City govt fails to clean up pollution
Updated: 2011-10-11 08:04
By Xiang Mingchao and An Baijie (China Daily)
A mechanical digger disposes of toxic chromium residue in Lianggou village of Yima city in Henan province on Monday. Xiang Mingchao / China Daily
YIMA, Henan - More than 200 villagers in Central China's Henan province do not have clean water to drink because their water sources were polluted by chromium residue, a toxic chemical waste which the central government had ordered to be cleared 10 months ago.
A total of 250,000 tons of chromium residue, the byproduct of a local chemical factory, remains unprocessed on a hill in Lianggou village of Yima city. The toxic chemical has leaked into the soil and groundwater due to this year's long rainy season, according to a statement released by Yima city government on Monday.
Chromium residue is a hazardous waste generated during the production of chromium metal and chromium salt. Hexavalent compounds in the residue are the most toxic.
Zhang Zhijian, head of Yima bureau of environmental protection, said hexavalent chromium was found in the local wells, according to a China News Service report on Monday.
Lu Xiaozhao, a Lianggou villager, said on Monday that the local government has to transport clean water to the village from the city because residents have no clean water to drink.
"Even the peanuts and sweet potatoes growing in the polluted land are not safe to eat," Lu said.
Zhao Nuofa, another villager from Lianggou, said that in 2003 the local government built a cement container in the village to seal the chromium waste. He said the container cost nearly 10 million yuan ($1.6 million) but was of poor quality and the chromium residue leaked from it.
Zhao and other residents are building a reservoir to collect poisonous water. "There was too much rain this year and the poisonous water flowed everywhere," he said. "We have to build a temporary reservoir to contain the dirty water."
On Monday, a China Daily reporter found yellow water flowing out of a stock of chromium waste on a hill in Lianggou village, which is 4 km from the urban region. All plants in the area died after the water flowed across the region.

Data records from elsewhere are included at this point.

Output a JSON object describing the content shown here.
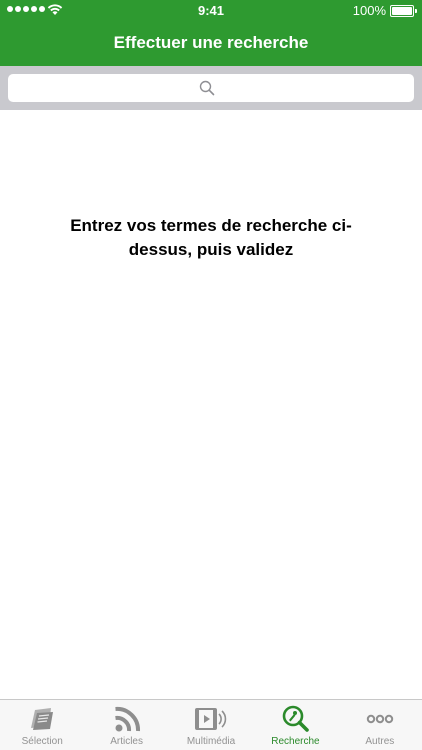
{
  "status_bar": {
    "time": "9:41",
    "battery": "100%"
  },
  "header": {
    "title": "Effectuer une recherche"
  },
  "search": {
    "placeholder": "",
    "value": ""
  },
  "main": {
    "message": "Entrez vos termes de recherche ci-dessus, puis validez"
  },
  "tabbar": {
    "active": "Recherche",
    "items": [
      {
        "label": "Sélection",
        "icon": "newspaper-icon"
      },
      {
        "label": "Articles",
        "icon": "rss-icon"
      },
      {
        "label": "Multimédia",
        "icon": "film-icon"
      },
      {
        "label": "Recherche",
        "icon": "magnifier-icon"
      },
      {
        "label": "Autres",
        "icon": "more-dots-icon"
      }
    ]
  },
  "colors": {
    "brand": "#2e9a30",
    "active_tab": "#2b8a2b",
    "inactive_tab": "#929292"
  }
}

To protect people and the environment from chromium residue, in 2005 the State Council ordered all local governments around the nation to deal with chemical waste within five years.
In 2009 and 2010, the Yima local government allocated 45 million yuan to a local power plant for the disposal of the chromium residue. However, the disposal work halted for some time due to the high price of coal, said the statement released on Monday.
The local government plans to invest a further 50 million yuan within a year and has appointed two other companies to dispose of the waste. All of the chromium residue will be removed by the end of 2012, the statement said.
This is not the first report of chromium residue threatening people's lives.
In late August, a local chemical factory in Qujing of Southwest China's Yunnan province was found to have illegally dumped more than 5,000 metric tons of chromium-contaminated waste near a reservoir and on hills, causing 77 head of livestock to die and threatening tens of millions of people.
Qujing police arrested five suspects in early September for allegedly dumping the waste, Xinhua News Agency reported.
Yang Xiaonan contributed to this story.
(China Daily 10/11/2011 page3)